Space to Play With was originally published with Lagom.
“Do we know anyone in New York who has space for working?” Chris Cerrone, a composer based in Brooklyn, New York, asks. After a moment of silence, Sarah Goldfeather, a violinist and singer also based in Brooklyn chimes in: “No.” We all laugh sympathetically, realizing the financial challenge of acquiring a separate workspace in New York City. For most New Yorkers, barely affordable rent is the standard. For artists and freelancers, the term ‘live/work’ is not a hip real estate description — it’s a fact of life, and it’s often a very cramped one.
Karl Larson, a pianist, lives and works in Red Hook, Brooklyn, an industrial neighborhood along the East River. Larson lives on a quiet corner in an apartment shared with three roommates. His room is small, but it’s arranged efficiently, and the space is clean and bright. “When I moved to New York in 2012, I didn’t have a job or anything. I just had a bunch of artistic connections with people in the city but no guaranteed income, so I got a really cheap room, and it was a lot cheaper for me to rent a piano rather than go pay for a space. Putting the piano in the room was the only financial reality… and now it’s more of a lifestyle choice.” Larson practices anywhere from four to six hours per day during the busy seasons, so he weaves his work seamlessly into his day. Considering much of his work includes planning projects, setting up concerts, and communicating with collaborators, a separate space would be less conducive to his multitasking.
In Williamsburg, a busy Brooklyn neighborhood known for its nightlife, Vicky Chow, also a pianist, lives in a first-floor open railroad apartment with her dog Lola. Her piano exists in the living space between her bedroom and kitchen. If New York apartments are stepping stone, Chow is well on her way: her previous apartment in the Upper West Side was half the size with an open floor plan, so the only space for her upright piano was in the kitchen. Chow shares Larson’s feelings, stating, “It’s really more space and financial reasons, but even if I had the choice I don’t know if I would get a separate space. I know for some people it feels better if their work is outside their home, but I’ve always had erratic working schedules.”
Despite the blurry live/work lifestyle, Larson and Cerrone find equilibrium considering their space constraints. Cerrone, who lives in Bed-Stuy, states, “I’m a very social person in general — the rare extroverted artist. Evenings are fun, days are for work. The balance is essential.”

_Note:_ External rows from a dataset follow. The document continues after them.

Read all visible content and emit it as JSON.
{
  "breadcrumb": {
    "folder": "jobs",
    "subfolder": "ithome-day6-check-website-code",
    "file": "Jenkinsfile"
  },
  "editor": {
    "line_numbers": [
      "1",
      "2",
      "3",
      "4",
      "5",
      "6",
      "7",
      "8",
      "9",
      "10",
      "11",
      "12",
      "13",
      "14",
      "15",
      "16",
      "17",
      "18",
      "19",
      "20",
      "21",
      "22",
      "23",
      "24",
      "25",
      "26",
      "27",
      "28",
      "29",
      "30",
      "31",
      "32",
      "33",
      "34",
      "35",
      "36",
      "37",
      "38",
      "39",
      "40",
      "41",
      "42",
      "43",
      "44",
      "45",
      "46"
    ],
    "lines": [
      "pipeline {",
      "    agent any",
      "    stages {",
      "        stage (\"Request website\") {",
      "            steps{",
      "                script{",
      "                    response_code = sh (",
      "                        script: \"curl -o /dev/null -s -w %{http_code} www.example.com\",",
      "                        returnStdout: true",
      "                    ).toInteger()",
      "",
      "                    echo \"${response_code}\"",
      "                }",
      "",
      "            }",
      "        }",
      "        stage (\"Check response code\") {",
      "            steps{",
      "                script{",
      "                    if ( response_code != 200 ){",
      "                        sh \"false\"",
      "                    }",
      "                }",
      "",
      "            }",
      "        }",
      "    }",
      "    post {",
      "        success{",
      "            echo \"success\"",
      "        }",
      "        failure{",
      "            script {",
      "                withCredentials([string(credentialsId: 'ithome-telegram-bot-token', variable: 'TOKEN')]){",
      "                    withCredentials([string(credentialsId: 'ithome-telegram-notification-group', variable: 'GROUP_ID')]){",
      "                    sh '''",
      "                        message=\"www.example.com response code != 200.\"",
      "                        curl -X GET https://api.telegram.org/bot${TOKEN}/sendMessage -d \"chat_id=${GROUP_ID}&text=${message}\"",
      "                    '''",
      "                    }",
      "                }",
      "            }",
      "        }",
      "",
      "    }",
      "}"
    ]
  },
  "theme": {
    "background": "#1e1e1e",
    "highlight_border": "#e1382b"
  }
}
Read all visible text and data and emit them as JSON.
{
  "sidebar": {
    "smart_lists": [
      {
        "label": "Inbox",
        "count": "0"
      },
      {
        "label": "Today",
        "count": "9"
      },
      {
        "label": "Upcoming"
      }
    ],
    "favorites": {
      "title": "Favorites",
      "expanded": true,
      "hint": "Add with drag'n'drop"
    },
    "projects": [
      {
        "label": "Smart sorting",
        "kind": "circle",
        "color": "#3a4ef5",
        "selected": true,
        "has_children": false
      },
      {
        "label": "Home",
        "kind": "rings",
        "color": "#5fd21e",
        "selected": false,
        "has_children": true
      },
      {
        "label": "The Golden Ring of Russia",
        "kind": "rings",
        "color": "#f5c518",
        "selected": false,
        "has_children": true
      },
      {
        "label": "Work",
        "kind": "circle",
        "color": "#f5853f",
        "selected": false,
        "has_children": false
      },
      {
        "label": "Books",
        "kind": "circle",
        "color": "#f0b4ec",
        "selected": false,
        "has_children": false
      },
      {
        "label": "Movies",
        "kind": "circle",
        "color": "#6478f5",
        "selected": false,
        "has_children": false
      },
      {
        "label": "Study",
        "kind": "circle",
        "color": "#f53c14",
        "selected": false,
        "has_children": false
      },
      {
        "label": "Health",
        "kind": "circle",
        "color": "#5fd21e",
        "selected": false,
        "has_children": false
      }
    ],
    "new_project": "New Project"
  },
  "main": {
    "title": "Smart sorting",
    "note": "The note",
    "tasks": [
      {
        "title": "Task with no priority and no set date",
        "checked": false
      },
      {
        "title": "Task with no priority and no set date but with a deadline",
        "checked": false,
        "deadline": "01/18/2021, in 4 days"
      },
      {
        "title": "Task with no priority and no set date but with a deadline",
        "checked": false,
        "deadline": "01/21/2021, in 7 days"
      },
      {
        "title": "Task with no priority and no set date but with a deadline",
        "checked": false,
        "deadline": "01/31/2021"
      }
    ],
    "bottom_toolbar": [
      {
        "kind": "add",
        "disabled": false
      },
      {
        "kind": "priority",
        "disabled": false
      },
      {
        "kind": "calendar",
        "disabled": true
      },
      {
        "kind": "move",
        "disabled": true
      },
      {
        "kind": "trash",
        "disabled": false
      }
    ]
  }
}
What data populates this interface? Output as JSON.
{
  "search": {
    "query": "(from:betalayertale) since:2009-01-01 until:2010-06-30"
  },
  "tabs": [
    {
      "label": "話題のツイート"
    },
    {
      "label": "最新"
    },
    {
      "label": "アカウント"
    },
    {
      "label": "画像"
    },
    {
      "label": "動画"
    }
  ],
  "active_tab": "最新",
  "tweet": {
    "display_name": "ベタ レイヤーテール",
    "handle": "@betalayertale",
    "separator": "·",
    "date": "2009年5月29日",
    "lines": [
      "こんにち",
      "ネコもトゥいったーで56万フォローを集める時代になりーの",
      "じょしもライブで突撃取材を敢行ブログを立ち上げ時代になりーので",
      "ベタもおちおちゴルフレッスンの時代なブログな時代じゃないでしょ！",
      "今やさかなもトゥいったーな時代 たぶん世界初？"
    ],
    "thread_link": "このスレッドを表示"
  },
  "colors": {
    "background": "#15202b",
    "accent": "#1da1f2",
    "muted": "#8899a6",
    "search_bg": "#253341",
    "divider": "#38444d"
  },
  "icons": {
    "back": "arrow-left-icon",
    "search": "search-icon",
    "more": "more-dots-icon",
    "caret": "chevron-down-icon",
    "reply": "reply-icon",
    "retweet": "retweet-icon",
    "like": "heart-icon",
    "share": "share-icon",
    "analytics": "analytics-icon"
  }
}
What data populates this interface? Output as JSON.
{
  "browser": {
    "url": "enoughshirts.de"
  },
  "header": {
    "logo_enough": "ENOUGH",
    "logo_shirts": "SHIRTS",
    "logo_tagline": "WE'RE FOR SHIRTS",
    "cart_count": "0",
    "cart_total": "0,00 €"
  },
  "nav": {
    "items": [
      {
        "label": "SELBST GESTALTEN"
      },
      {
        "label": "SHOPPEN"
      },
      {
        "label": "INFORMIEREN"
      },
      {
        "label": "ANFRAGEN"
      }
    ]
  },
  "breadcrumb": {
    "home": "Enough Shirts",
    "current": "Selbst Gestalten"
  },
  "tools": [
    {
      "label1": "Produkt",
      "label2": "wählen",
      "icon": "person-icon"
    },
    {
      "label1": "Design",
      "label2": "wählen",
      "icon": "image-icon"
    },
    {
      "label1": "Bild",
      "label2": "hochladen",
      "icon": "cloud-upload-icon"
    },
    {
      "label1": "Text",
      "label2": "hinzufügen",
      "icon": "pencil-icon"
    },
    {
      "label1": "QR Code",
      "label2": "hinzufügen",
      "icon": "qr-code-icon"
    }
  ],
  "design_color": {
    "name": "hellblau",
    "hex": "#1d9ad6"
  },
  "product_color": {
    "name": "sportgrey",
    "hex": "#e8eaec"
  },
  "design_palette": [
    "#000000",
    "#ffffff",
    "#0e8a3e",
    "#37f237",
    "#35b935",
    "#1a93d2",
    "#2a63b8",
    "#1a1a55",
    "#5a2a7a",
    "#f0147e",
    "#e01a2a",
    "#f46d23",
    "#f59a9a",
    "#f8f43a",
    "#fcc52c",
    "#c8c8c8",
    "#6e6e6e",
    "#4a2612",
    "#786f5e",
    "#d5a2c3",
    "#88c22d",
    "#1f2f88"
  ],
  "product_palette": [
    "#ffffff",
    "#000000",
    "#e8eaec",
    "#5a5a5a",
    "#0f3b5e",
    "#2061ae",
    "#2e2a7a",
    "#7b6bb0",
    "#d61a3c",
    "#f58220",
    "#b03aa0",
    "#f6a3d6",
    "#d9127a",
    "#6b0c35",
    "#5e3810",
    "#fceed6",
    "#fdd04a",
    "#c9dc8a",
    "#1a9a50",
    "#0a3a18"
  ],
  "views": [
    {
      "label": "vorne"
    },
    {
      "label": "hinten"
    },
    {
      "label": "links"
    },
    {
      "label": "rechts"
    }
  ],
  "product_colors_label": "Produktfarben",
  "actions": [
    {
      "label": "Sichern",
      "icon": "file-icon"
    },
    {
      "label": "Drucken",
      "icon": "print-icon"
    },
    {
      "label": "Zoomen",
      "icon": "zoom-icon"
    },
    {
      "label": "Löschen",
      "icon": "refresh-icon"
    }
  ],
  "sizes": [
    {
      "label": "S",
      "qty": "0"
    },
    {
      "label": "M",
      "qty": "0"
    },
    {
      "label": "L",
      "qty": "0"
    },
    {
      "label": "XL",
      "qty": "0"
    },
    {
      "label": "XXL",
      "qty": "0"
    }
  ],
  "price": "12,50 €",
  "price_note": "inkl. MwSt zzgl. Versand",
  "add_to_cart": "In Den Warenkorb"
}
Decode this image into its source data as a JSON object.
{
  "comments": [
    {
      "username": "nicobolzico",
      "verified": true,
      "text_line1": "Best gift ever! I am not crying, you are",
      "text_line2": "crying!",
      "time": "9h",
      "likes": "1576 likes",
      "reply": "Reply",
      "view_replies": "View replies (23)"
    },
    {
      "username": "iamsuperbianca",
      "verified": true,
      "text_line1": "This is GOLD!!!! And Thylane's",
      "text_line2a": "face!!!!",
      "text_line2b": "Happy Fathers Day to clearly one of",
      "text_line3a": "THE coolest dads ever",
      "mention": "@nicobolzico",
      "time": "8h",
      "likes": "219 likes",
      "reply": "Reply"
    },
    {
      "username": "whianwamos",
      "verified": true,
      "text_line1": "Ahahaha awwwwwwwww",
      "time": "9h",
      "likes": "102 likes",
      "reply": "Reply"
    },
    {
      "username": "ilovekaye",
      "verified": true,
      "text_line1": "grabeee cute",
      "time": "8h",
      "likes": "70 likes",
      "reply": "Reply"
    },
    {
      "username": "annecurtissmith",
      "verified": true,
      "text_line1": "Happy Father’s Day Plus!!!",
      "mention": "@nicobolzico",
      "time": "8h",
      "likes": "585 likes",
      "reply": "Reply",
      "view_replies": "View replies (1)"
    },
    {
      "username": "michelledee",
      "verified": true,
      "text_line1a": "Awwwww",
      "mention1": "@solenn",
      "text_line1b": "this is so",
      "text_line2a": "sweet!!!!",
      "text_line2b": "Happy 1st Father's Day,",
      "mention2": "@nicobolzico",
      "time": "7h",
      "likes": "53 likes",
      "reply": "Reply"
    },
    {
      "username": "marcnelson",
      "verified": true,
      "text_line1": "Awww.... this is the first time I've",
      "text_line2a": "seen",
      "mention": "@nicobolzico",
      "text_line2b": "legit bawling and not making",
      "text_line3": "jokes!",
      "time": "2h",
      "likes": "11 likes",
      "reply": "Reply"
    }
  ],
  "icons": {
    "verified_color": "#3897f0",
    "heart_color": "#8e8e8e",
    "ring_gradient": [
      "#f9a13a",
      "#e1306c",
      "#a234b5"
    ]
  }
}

Larson values neighborhood friends who are not musicians, and he takes advantage of what New York offers as an escape. Alternatively, Goldfeather, also based in Bed-Stuy, finds the line difficult to distinguish: “It’s like how you’re not supposed to do anything in your bed except sleep, otherwise you associate your bed with doing other things… if you’re always working from your apartment you associate your apartment with working and it’s hard to stop.” While a separate space would bring a sense of efficiency during an allotted work time, the disadvantages include working out a schedule, as most practice spaces are shared. Goldfeather admits a separate workspace is a foreign idea.
Personal hurdles aside, New York living is a constant dance of coexisting with others. As pianists, Larson and Chow feel lucky to have little trouble with neighbors. Chow remembers, “I think the worst was when I was doing the solo piano arrangement of Stravinsky’s Rite of Spring, which is really harsh, and I was practicing so it’s not like I was just playing through once — it was all day. I felt really bad, but my neighbors were nice enough to not say anything.” Setting boundaries for practice hours and taking relaxed views on others’ noise levels helps. Goldfeather notes, “Nobody has ever complained, and in return we don’t complain when neighbors have loud parties.”
Perhaps Frank Sinatra was right. Making it in New York as an artist provides a success that is universally transferable. Is it possible to live the same creative, sustainable, and prolific lifestyle elsewhere? Larson says, “I think about this all the time. There’s many places I would maybe even prefer to live, but I don’t think it would be possible for me to be doing what I’m doing in those places yet.… At the same time I do love living here. It is great, especially for young artists. Roughing it, having everything by a shoestring with low checking accounts…. It’s a good way to cut your teeth and do something.” It’s hard to romanticize New York while immersed in balancing work, play, failure, and success, but uncomfortable as it is, if you can make it work, it’s a defining experience.